Optical Review

, Volume 11, Issue 3, pp 141–152

The Measurement of Ultrashort Light Pulses—Simple Devices, Complex Pulses

Authors

  • Xun Gu
    • Georgia Institute of TechnologySchool of Physics
  • Selcuk Akturk
    • Georgia Institute of TechnologySchool of Physics
  • Aparna Shreenath
    • Georgia Institute of TechnologySchool of Physics
  • Qiang Cao
    • Georgia Institute of TechnologySchool of Physics
    • Georgia Institute of TechnologySchool of Physics
Quantum Optics and Spectroscopy

DOI: 10.1007/s10-043-0041-8

Cite this article as:
Gu, X., Akturk, S., Shreenath, A. et al. OPT REV (2004) 11: 141. doi:10.1007/s10-043-0041-8

Abstract

We review the state of the art of ultrashort-light-pulse measurement using frequency-resolved-optical-gating (FROG). Recent developments have extended the state of the art considerably. FROG devices for measuring the intensity and phase of ultrashort laser pulses have become so simple that almost no alignment is required. In addition, such devices not only operate single shot, but they also yield the two most important spatio-temporal distortions, spatial chirp and pulse-front tilt. With other FROG variations, it is now possible to measure more general ultrashort light pulses (i.e., pulses much more complex than common laser pulses), with time-bandwidth products as large as several thousand and as weak as a few hundred photons, and despite other difficulties such as random absolute phase and poor spatial coherence.
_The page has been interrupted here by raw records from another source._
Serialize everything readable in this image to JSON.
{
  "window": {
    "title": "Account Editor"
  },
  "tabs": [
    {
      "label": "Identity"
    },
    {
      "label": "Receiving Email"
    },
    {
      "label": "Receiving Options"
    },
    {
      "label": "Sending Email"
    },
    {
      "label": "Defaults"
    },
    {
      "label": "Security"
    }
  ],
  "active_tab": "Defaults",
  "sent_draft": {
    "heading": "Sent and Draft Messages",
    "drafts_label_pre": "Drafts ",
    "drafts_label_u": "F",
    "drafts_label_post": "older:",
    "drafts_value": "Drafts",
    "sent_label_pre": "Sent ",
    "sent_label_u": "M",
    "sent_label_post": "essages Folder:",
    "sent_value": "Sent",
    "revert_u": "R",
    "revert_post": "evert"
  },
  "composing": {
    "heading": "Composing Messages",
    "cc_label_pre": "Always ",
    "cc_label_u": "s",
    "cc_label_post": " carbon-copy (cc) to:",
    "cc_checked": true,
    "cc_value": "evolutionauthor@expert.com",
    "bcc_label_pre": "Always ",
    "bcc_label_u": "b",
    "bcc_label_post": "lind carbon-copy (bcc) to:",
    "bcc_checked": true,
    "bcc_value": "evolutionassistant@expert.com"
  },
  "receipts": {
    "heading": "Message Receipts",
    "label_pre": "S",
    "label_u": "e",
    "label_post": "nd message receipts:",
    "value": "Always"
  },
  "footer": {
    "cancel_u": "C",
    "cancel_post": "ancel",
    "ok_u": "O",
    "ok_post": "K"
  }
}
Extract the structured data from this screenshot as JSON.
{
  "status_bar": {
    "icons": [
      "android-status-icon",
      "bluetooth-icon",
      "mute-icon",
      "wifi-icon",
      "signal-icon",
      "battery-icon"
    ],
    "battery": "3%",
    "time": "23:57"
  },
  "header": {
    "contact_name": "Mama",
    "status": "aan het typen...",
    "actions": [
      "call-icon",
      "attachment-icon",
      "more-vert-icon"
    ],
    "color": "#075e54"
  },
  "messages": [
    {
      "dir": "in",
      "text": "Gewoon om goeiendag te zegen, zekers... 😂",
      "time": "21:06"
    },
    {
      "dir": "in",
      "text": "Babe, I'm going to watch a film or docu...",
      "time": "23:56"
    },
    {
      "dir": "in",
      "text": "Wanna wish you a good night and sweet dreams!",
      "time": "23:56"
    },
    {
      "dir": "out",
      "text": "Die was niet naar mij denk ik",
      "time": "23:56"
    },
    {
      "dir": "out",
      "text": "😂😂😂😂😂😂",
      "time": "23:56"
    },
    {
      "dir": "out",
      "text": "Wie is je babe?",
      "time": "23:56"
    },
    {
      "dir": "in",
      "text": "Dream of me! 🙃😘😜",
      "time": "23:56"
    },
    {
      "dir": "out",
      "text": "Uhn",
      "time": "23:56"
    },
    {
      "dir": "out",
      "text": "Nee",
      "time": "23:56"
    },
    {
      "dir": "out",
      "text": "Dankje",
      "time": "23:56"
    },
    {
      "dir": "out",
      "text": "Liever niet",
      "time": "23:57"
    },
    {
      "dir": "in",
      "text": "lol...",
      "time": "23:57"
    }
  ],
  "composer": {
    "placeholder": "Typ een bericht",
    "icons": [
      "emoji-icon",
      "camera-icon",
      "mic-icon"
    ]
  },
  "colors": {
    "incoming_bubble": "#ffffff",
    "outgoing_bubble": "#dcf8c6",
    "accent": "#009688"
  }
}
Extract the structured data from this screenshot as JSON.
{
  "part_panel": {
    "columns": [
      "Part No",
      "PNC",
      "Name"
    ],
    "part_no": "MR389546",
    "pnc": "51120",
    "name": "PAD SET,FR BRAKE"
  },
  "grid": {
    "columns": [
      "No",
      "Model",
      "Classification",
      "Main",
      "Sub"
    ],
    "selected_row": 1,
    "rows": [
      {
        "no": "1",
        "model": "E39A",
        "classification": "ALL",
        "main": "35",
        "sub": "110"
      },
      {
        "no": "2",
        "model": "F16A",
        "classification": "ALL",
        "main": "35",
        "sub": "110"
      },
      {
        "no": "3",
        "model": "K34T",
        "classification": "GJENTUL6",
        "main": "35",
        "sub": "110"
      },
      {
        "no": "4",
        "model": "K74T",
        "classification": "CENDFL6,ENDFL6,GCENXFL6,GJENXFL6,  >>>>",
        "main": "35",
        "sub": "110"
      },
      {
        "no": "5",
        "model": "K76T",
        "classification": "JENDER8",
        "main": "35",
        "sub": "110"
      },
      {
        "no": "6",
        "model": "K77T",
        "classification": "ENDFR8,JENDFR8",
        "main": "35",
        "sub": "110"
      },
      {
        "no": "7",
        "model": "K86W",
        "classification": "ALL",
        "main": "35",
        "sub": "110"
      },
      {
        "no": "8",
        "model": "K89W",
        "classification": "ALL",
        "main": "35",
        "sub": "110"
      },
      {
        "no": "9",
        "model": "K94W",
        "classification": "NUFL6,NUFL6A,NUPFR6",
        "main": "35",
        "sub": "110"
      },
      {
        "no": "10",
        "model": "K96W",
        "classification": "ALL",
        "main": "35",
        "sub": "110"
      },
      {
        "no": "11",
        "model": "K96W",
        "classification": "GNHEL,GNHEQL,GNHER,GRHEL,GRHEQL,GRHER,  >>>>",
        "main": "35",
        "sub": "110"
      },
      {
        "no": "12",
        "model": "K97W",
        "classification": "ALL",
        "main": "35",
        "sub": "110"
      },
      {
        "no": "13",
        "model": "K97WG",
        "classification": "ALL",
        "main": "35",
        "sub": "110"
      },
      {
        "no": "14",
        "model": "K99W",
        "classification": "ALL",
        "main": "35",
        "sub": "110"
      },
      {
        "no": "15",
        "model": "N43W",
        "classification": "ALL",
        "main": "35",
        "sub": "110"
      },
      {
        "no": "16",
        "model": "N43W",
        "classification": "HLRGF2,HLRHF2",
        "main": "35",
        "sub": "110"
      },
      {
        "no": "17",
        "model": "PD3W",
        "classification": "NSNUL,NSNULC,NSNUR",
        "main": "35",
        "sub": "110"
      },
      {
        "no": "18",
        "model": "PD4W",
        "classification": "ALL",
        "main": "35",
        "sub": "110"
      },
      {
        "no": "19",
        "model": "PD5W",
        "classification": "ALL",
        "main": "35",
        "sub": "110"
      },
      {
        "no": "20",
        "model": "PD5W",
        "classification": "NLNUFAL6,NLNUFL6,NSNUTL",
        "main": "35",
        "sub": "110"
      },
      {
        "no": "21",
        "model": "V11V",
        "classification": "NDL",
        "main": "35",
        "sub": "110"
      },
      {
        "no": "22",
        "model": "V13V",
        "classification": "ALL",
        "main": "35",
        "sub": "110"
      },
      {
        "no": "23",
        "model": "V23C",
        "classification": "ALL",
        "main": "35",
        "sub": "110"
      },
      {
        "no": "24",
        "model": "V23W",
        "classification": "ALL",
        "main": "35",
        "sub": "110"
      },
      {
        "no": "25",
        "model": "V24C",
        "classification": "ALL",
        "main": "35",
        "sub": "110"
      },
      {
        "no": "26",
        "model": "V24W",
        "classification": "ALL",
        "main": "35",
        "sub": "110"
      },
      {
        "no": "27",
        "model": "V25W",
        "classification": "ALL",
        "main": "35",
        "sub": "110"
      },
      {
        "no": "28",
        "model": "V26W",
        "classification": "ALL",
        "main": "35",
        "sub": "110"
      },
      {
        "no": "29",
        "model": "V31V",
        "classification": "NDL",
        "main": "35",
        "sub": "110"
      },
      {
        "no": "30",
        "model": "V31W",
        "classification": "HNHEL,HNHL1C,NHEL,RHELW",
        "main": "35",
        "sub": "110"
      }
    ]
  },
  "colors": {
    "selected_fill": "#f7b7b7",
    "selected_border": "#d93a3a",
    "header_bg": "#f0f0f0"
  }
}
Key words

Ultrafast Ultrashort Pulse measurement Pulse characterization FROG GRENOUILLE Continuum Supercontinuum

Copyright information

© The Optical Society of Japan 2004